>>>>>

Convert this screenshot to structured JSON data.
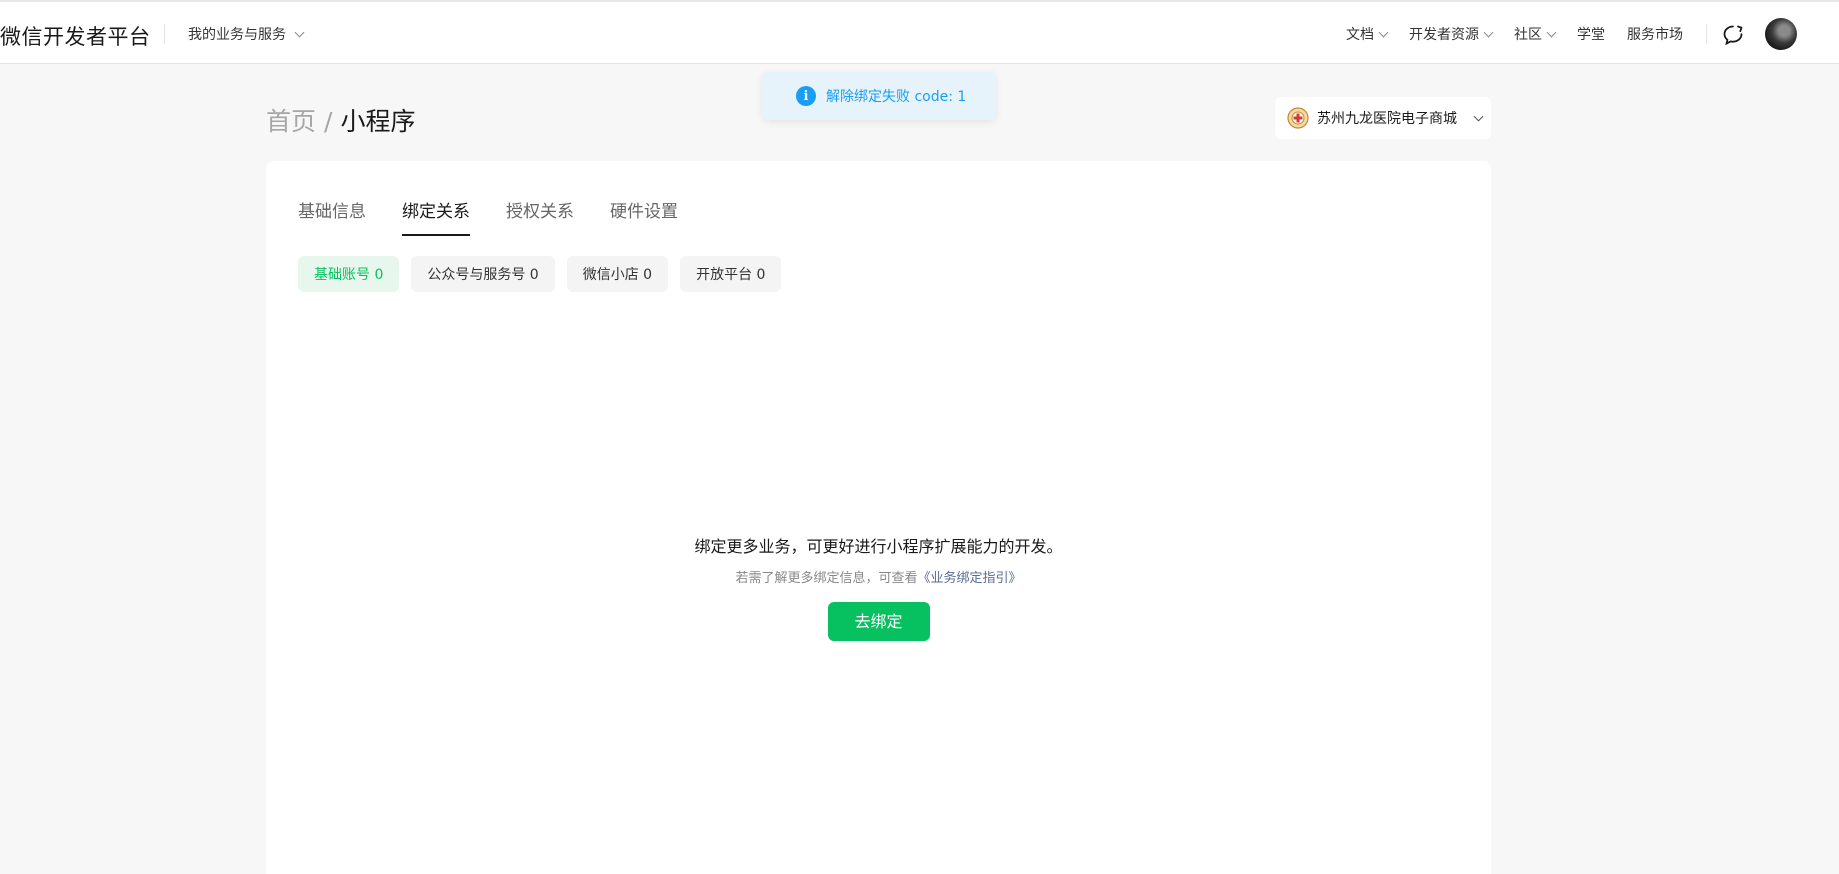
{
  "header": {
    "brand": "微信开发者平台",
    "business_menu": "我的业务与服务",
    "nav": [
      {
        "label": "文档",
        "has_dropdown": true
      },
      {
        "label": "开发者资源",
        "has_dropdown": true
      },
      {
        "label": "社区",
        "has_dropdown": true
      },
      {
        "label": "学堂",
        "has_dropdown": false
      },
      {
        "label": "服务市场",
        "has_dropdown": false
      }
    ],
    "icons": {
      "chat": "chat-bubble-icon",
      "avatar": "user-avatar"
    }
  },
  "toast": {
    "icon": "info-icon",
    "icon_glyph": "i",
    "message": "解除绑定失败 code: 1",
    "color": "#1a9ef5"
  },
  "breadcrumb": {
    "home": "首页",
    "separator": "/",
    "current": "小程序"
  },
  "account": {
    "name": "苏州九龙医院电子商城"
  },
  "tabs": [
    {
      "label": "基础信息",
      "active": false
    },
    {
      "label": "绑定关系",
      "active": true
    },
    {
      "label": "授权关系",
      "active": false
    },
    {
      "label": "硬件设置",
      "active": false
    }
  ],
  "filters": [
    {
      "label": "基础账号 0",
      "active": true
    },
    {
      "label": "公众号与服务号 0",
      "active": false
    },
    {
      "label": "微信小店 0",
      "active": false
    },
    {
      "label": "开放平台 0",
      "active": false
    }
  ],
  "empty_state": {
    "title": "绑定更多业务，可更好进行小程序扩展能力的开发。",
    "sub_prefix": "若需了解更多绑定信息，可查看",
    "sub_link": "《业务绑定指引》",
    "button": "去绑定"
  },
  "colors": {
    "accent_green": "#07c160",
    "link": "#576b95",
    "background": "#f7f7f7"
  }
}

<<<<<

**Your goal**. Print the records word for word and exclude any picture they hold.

**Written reply**.
Convert this screenshot to structured JSON data.
{
  "header": {
    "brand": "微信开发者平台",
    "business_menu": "我的业务与服务",
    "nav": [
      {
        "label": "文档",
        "has_dropdown": true
      },
      {
        "label": "开发者资源",
        "has_dropdown": true
      },
      {
        "label": "社区",
        "has_dropdown": true
      },
      {
        "label": "学堂",
        "has_dropdown": false
      },
      {
        "label": "服务市场",
        "has_dropdown": false
      }
    ],
    "icons": {
      "chat": "chat-bubble-icon",
      "avatar": "user-avatar"
    }
  },
  "toast": {
    "icon": "info-icon",
    "icon_glyph": "i",
    "message": "解除绑定失败 code: 1",
    "color": "#1a9ef5"
  },
  "breadcrumb": {
    "home": "首页",
    "separator": "/",
    "current": "小程序"
  },
  "account": {
    "name": "苏州九龙医院电子商城"
  },
  "tabs": [
    {
      "label": "基础信息",
      "active": false
    },
    {
      "label": "绑定关系",
      "active": true
    },
    {
      "label": "授权关系",
      "active": false
    },
    {
      "label": "硬件设置",
      "active": false
    }
  ],
  "filters": [
    {
      "label": "基础账号 0",
      "active": true
    },
    {
      "label": "公众号与服务号 0",
      "active": false
    },
    {
      "label": "微信小店 0",
      "active": false
    },
    {
      "label": "开放平台 0",
      "active": false
    }
  ],
  "empty_state": {
    "title": "绑定更多业务，可更好进行小程序扩展能力的开发。",
    "sub_prefix": "若需了解更多绑定信息，可查看",
    "sub_link": "《业务绑定指引》",
    "button": "去绑定"
  },
  "colors": {
    "accent_green": "#07c160",
    "link": "#576b95",
    "background": "#f7f7f7"
  }
}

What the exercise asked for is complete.